The British Rail Class 502 was a type of electric multiple unit originally built by the London Midland and Scottish Railway at their Derby Works. Introduced in 1940 and withdrawn by 1980, they spent the whole of their working lives on the electrified railway lines of north Liverpool.
The trains were designed to replace older electric trains built by the Lancashire and Yorkshire Railway on the lines from Liverpool Exchange station to Southport and Ormskirk. These lines were electrified with a Direct Current (DC) third rail. The Class 502s entered service between 1940 and 1943. They were DC-only and operated as both 3-car and 2-car sets, which could be coupled together to form 5-car or 6-car sets for use on the busier services.
A very modern design for the time, they were equipped with air-operated sliding doors. They were similar to (but somewhat larger than) the Class 503s operating on the Wirral, being both longer and wider, the latter allowing 3+2 seating on the Southport 502s compared to 2+2 seating on the Wirral 503s. In addition the 502s had distinctive large resistance cooling grids mounted on top of the cab roof of the motor units. Virtually all electric suburban passenger trains in Great Britain now follow the basic layout pioneered by the Class 502s and 503s, with two sets of double-leaf air operated sliding doors on each side of each carriage. Unlike the Wirral Class 503s, which were built by contractors familiar with this type of layout on London Underground trains, the 502s which followed shortly afterwards were built by the LMS’s own workshops in Derby. The 502s had conventional railway buffers at the end of each set, as they did a considerable amount of interworking with steam and later diesel services, whereas the 503s in the Wirral had automatic Buckeye couplers and no buffers, as they did very little inter-running with services from outside.
Apart from the construction differences, both types of train were given heavy overhauls at Horwich works, and the common red/black/grey seat moquette, and grey paint used on the interiors, plus other common details, gave them a considerable air of similarity.
The principal depot was in Southport, on the Preston / Manchester lines at Meols Cop. In the olden days there was a triangle, and the Works were situated in the middle. The Preston line closed in the mid-sixties, and the electrified lines from Southport to Meols Cop remained for a further six years, to enable the Merseyrail 502 stock to reach the Depot under their own power. Meols Cop closed in 1970. Hall Road also had a Maintenance Depot, and sidings to the north of station; and at the side of the Depot. Stabling points were also situated outside Southport Chapel Street station and at Bank Hall, to the west of the four live running tracks. The Bank Hall stabling point fell into disuse prior to the Loop and Link extensions of the seventies.
British Railways numbers were:
Motor Open Brake Second, M28311M-M28369M
Trailer Open Second, M29545M-M29594M
Trailer Open Second (built as composite), M29812M-M29820M
Driving Trailer Open Composite, M29866M-M29899M

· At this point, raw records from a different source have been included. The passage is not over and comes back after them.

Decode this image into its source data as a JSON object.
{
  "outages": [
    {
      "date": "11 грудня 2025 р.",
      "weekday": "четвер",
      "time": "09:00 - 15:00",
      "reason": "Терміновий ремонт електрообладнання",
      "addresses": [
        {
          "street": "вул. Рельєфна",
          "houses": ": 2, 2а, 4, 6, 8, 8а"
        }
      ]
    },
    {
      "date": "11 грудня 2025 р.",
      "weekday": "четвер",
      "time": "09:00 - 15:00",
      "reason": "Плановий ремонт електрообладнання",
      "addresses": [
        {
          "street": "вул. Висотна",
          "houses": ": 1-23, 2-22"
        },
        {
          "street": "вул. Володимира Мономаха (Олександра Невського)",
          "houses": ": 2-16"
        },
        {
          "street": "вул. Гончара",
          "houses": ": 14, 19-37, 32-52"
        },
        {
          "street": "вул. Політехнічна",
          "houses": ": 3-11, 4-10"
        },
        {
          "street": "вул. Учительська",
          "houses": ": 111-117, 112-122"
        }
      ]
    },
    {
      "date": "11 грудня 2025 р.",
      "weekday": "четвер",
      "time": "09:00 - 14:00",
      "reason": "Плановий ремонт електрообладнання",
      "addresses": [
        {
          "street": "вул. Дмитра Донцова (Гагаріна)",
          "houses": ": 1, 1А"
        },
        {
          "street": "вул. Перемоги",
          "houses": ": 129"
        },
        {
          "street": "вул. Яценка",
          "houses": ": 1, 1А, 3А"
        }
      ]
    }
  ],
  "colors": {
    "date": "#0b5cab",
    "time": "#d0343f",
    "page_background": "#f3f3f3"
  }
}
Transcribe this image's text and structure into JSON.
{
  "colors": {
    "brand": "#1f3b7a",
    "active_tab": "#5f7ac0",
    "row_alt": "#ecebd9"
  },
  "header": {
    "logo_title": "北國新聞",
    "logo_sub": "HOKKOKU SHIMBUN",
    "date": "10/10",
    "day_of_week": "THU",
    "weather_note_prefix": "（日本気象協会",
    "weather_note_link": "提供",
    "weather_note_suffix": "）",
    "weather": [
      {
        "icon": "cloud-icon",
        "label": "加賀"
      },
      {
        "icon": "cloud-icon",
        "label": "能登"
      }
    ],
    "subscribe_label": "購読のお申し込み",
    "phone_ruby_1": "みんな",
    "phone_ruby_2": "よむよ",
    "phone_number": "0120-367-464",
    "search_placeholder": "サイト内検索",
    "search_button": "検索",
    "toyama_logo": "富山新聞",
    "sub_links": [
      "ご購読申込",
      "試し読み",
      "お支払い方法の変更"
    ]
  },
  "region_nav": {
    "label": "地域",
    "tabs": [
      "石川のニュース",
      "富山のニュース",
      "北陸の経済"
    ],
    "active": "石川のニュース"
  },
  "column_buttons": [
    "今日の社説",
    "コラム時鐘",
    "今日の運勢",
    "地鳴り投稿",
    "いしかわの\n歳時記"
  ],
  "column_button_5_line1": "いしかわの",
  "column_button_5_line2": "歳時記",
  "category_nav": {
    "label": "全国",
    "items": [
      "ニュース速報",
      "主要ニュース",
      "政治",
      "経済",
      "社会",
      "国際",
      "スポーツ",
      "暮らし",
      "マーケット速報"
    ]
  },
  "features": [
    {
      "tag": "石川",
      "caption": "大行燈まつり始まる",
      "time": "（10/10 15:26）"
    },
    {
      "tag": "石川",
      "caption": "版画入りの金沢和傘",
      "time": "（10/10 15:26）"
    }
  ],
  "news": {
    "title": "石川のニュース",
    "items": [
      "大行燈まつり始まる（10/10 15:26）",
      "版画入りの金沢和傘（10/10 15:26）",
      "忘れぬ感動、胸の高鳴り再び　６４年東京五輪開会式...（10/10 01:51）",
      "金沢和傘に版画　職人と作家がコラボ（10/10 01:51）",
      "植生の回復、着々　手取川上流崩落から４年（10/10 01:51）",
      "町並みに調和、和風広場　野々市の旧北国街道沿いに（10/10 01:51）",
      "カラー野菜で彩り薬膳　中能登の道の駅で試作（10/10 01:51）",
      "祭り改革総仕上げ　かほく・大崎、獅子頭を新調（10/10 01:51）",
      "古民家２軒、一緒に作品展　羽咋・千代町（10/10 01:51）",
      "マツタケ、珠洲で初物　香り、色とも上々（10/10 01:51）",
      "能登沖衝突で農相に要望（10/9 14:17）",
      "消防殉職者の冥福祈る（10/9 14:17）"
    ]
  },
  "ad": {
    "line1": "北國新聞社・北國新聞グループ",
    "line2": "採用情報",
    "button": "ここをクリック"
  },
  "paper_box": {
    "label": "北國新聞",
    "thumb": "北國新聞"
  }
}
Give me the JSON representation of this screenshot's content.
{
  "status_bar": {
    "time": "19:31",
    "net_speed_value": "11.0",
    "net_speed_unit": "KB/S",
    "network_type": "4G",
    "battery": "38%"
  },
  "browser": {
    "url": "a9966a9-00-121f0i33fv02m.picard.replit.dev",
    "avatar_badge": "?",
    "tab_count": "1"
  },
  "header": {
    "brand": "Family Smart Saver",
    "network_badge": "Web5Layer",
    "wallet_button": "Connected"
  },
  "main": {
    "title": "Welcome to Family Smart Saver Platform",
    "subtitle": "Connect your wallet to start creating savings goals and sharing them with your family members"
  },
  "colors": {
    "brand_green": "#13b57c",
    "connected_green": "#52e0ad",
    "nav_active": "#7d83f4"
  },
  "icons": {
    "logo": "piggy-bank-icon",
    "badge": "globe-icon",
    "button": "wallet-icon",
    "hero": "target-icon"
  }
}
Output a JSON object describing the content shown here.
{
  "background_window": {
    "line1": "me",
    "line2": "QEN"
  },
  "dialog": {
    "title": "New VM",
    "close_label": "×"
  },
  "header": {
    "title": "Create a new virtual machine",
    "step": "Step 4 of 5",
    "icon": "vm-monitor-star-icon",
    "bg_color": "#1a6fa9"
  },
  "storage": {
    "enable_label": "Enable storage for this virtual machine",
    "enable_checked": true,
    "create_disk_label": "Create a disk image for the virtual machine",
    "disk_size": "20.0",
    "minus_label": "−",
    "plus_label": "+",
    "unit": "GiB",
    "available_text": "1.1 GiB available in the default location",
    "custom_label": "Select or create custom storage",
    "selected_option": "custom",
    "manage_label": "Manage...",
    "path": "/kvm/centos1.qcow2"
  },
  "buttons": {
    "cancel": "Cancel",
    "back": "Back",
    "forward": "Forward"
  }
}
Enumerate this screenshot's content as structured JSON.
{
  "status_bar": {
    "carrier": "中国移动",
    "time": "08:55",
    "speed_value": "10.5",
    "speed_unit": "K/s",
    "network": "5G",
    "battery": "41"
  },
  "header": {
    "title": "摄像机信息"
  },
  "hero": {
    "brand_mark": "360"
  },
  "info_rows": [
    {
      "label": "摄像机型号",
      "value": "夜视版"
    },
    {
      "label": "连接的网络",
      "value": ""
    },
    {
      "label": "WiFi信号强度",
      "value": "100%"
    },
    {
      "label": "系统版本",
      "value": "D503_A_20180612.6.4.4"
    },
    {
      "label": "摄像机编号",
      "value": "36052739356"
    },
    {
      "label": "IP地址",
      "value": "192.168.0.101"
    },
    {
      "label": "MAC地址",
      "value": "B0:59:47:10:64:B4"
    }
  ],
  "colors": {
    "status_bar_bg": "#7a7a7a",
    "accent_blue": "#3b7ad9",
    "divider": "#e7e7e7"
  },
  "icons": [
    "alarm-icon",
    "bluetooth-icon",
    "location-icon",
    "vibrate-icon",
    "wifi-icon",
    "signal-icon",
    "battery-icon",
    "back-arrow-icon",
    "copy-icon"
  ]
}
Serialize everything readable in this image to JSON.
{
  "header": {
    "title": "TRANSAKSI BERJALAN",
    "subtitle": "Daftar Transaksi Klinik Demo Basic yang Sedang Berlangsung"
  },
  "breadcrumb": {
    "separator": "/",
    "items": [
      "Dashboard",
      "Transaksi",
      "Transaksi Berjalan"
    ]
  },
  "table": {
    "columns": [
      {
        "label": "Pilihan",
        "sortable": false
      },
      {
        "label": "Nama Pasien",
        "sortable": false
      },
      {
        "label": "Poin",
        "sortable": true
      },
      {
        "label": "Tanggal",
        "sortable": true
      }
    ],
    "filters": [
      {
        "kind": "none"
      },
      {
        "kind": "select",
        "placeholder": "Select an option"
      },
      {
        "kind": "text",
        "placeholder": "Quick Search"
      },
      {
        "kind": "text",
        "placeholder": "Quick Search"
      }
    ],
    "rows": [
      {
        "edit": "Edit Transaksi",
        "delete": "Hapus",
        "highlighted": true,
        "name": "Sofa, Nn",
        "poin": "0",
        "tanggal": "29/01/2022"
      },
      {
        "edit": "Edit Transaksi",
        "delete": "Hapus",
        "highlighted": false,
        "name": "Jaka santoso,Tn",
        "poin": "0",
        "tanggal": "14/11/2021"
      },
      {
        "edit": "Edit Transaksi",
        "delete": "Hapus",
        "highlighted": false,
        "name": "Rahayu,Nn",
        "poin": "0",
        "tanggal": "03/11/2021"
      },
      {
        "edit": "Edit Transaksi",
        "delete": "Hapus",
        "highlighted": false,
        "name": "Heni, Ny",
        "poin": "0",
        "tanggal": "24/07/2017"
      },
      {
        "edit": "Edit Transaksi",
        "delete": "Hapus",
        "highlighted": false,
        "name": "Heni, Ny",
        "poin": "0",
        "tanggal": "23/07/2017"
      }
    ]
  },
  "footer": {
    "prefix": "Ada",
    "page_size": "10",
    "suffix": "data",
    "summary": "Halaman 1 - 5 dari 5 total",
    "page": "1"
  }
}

These formed, notionally, 34 3-car units Motor-Trailer-Driving Trailer, and 25 2-car units Motor-Trailer. The 2-car units only had a driving cab at one end and could not be operated on their own, only coupled to one of the 3-car units, which was an unusual feature of this stock. It was normal to form the main 5-car sets with the motor cars at the outer ends of the formation, and the trailer coupled to the driving trailer in the centre. The 6-car sets were formed with motor cars at the outer ends of the formation with the driving trailers coupled together in the centre.
There were a number of different formations used, but 5-car sets were usual on the main Southport and Ormskirk routes, with a couple of the busiest peak trains being 6-car, formed of two three-car units coupled together. The Crossens shuttle was a 3-car unit, or a specially formed Motor-Driving Trailer 2-car unit.
As initially built there was considerable overprovision of first class accommodation, which usually ran virtually empty on these routes. This is an issue seen on some other suburban routes as well. The composite trailers were eventually converted to all-second, and the driving trailers followed in the 1970s when first class provision was finally withdrawn on these routes.
The units were painted various colours over the years. When initially built in 1939 they were the standard LMS maroon red.
After railway nationalisation in the late 1940s they were all repainted the standard BR dark green for EMUs. When BR changed their liveries in the mid-1960s the units were repainted plain Rail Blue. Towards the end of their life, in the late 1970s, they were repainted again in their first two-tone livery, the standard blue and grey, in which scheme they were withdrawn.
Find out more about the restoration programme at http://www.class502.org.uk/